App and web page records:
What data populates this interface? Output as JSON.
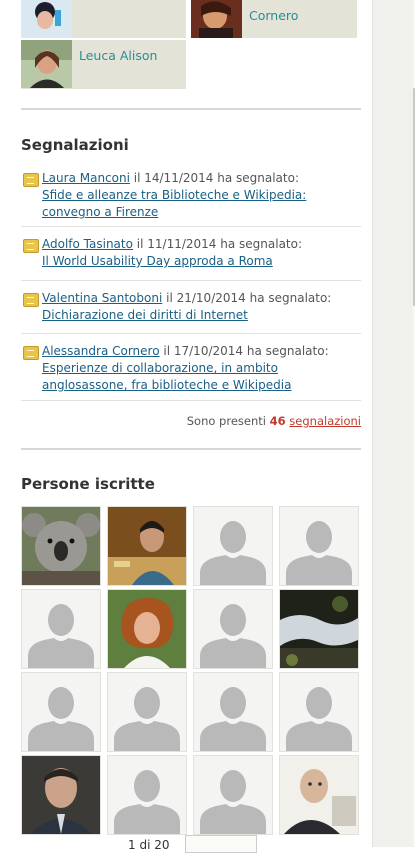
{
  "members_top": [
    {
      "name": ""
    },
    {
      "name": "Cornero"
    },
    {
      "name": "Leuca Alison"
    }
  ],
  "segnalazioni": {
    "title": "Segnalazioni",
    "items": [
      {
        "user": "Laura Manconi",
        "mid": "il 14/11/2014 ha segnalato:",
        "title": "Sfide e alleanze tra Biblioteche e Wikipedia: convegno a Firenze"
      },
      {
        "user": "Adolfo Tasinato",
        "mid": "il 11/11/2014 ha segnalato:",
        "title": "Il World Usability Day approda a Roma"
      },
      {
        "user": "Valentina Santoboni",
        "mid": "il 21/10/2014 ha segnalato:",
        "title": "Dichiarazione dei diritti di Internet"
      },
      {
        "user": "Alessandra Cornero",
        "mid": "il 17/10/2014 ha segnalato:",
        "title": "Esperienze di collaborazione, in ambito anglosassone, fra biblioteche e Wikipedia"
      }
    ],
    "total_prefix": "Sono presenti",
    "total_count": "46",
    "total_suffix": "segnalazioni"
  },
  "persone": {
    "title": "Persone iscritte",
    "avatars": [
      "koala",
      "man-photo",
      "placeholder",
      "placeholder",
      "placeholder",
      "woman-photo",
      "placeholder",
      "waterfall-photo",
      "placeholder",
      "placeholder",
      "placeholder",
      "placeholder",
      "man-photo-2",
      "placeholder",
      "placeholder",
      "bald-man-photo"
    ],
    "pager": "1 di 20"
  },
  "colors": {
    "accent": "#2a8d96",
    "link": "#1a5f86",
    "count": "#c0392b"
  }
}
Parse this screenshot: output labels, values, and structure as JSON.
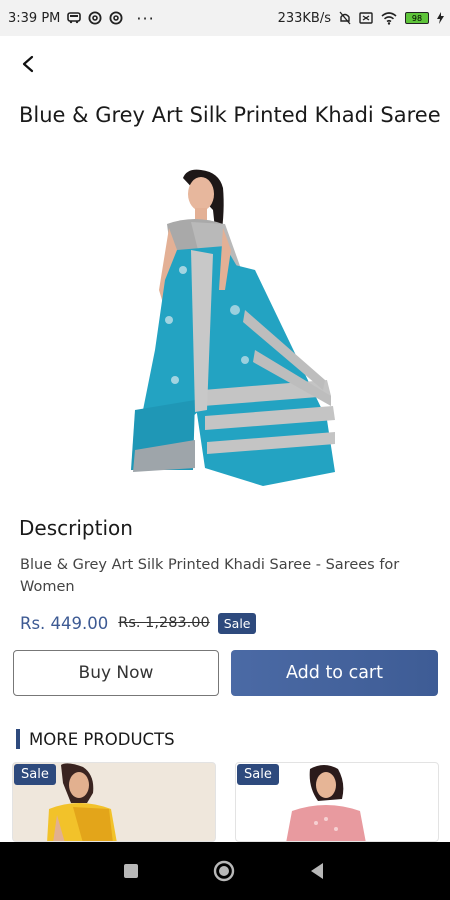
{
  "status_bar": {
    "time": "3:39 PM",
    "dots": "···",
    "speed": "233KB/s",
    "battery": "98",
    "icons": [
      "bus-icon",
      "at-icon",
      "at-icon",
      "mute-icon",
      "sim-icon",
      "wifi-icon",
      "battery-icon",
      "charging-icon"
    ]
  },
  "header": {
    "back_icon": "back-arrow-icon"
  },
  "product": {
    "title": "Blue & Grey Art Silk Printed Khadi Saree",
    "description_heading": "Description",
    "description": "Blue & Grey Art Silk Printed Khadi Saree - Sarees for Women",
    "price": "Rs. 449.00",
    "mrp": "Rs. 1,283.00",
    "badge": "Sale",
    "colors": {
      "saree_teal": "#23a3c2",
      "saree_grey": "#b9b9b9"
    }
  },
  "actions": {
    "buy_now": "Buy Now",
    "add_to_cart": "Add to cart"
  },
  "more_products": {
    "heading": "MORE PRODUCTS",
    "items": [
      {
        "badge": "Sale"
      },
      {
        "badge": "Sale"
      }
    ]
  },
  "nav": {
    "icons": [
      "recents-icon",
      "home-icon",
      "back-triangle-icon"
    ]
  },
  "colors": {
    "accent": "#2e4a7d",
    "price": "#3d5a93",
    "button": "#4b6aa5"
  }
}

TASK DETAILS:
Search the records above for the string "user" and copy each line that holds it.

OUTPUT FOR THIS EXERCISE:
        "user": "Laura Manconi",
        "user": "Adolfo Tasinato",
        "user": "Valentina Santoboni",
        "user": "Alessandra Cornero",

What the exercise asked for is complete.